This exercise calls for a copy of every line in the listing below that carries the word "icon".

> THE DATA:
######

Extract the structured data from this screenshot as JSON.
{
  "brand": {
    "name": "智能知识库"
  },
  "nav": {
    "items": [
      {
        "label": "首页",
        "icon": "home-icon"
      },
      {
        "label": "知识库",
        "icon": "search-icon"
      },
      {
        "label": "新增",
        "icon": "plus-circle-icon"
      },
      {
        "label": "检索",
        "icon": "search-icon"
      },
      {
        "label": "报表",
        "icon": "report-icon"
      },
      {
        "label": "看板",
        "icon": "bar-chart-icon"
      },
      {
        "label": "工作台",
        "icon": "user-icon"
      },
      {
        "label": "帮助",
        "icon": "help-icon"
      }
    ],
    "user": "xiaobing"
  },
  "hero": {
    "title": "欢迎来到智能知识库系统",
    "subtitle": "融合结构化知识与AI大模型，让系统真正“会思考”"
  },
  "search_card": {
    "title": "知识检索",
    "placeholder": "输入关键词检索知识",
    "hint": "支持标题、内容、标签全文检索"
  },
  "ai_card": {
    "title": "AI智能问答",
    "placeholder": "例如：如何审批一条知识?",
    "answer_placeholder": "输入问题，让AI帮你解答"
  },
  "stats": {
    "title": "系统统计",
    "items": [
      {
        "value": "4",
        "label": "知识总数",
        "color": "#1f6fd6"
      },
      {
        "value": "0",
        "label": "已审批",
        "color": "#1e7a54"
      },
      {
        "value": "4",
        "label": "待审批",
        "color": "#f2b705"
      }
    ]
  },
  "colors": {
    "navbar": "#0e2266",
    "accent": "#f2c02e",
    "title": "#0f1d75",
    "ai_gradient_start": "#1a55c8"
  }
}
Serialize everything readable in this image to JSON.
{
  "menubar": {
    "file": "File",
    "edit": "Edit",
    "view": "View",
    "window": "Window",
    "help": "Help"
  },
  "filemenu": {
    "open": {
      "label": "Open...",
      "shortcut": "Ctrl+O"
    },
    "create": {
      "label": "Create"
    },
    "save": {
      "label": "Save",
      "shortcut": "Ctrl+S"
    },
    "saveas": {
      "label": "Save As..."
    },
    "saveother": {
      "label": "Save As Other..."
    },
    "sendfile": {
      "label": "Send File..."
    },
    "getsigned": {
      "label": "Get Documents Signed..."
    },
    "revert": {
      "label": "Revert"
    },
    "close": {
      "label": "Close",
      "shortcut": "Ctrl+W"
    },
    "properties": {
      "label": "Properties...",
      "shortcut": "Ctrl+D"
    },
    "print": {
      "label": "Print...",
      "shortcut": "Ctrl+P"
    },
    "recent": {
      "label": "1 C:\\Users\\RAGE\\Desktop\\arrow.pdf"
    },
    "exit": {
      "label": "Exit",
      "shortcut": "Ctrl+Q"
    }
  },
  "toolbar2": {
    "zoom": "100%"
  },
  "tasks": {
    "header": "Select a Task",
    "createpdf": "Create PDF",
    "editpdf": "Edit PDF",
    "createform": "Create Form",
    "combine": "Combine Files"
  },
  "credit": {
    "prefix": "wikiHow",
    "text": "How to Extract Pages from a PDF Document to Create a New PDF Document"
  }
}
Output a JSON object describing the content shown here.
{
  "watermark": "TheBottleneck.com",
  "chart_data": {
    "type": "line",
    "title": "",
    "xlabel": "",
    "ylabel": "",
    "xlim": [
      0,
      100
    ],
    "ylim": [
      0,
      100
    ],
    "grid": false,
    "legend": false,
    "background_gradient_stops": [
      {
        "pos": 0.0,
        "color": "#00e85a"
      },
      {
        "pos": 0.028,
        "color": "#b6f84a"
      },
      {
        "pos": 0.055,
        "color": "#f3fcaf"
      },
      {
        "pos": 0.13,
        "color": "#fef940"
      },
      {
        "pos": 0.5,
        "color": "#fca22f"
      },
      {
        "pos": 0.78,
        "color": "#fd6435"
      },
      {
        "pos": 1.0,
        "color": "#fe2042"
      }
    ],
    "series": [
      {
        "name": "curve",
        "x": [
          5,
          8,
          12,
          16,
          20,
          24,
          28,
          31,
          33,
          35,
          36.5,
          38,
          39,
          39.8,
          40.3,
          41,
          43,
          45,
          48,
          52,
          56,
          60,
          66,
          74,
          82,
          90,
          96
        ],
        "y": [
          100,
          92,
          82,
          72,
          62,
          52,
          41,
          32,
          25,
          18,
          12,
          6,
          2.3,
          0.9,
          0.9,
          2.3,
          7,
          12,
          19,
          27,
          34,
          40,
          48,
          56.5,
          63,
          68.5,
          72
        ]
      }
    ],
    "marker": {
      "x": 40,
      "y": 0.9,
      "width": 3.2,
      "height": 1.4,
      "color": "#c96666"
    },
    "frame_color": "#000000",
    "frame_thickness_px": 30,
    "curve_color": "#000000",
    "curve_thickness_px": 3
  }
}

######

> EXERCISE OUTPUT:
        "icon": "home-icon"
        "icon": "search-icon"
        "icon": "plus-circle-icon"
        "icon": "search-icon"
        "icon": "report-icon"
        "icon": "bar-chart-icon"
        "icon": "user-icon"
        "icon": "help-icon"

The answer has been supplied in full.